Printer Friendly

J.H. Baxter goes extra mile to be good neighbor.

Byline: GUEST VIEWPOINT By David McCreary For The Register-Guard

Should environmental regulations be bent and manipulated because homeowners wear respirators and masks? Wearing a respirator may be a dramatic photo op, but it diverts people from several important facts about the J.H. Baxter plant in Bethel (Register-Guard, Oct. 14 and 15):

J.H. Baxter is in full compliance with air emission standards and air pollution standards.

The company has voluntarily been working with the Lane Regional Air Pollution Authority to reduce emissions and fumes below the legal maximums.

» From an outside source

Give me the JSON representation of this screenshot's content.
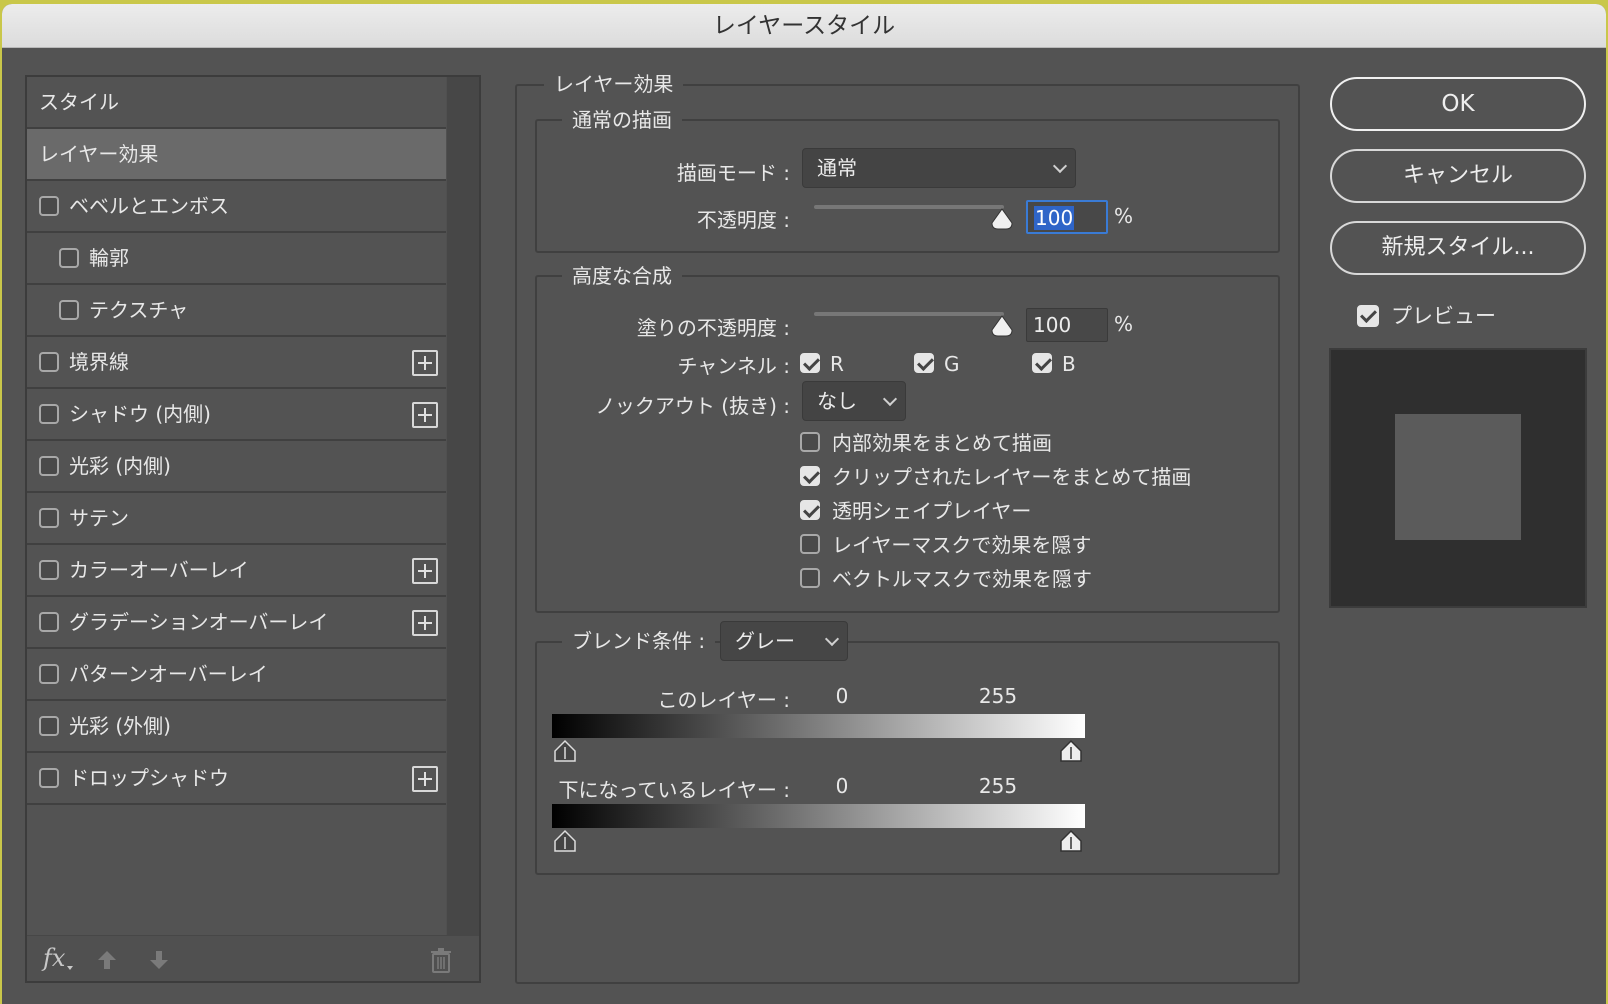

The company has invested heavily in scrubbers, vacuum pumps and other equipment that reduce air emissions. A third vacuum pump will be installed in 45 days that will cut out virtually all of the steam discharges (which contain fumes).

The company has hired a consultant who is one of the country's foremost authorities on odor abatement to determine what additional steps can be taken to eliminate creosote odors. A company engineer at the plant site works on these issues every day.

There is no scientific evidence that creosote odor constitutes a health risk. On the contrary, studies show that the nose picks up the odor of creosote when there are very few particles in the air. At these low levels it does not pose a health risk. Levels inside plant premises have been measured at 40 times lower than Occupational Safety and Health Administration standards.

The state Department of Environmental Quality is testing the abandoned railroad yard for chemical fumes, a site 1.5 miles from the Baxter plant and close to the Trainsong neighborhood, whose residents are upset about the fumes.

Ten years ago, this plant was the first in the country to introduce ACQ, the safe substitute for arsenic-based preservatives. It received the Environmental Protection Agency's Green Chemistry Award. As a result, "green" environment-friendly builders and architects regularly recommend Baxter's ACQ-treated products.

David McCreary is president of the Western Council of Industrial Workers Local 3091 and an employee of J.H. Baxter in Eugene.
COPYRIGHT 2003 The Register Guard
No portion of this article can be reproduced without the express written permission from the copyright holder.
Copyright 2003, Gale Group. All rights reserved. Gale Group is a Thomson Corporation Company.

 Reader Opinion

Title:

Comment:



 

Article Details
Printer friendly Cite/link Email Feedback
Title Annotation:Columns
Publication:The Register-Guard (Eugene, OR)
Article Type:Column
Date:Oct 22, 2003
Words:335
Previous Article:No time for holy war.
Next Article:SOLVING THE DEFENSIVE PUZZLE.


Related Articles
Residents seek end to factory's fumes.
Plant may be cited under nuisance code.
Neighbors still raise a stink over Eugene creosote plant.
EPA will not fund equipment needed to test creosote vapors.
Panel eager for air pollution solution.
Baxter neighbors' futures up in the air.
Risky business.
Group seeks grant to fund air tests.
Study finds no high cancer rate near plant.
Meeting gives few pollution answers.

Terms of use | Copyright © 2014 Farlex, Inc. | Feedback | For webmasters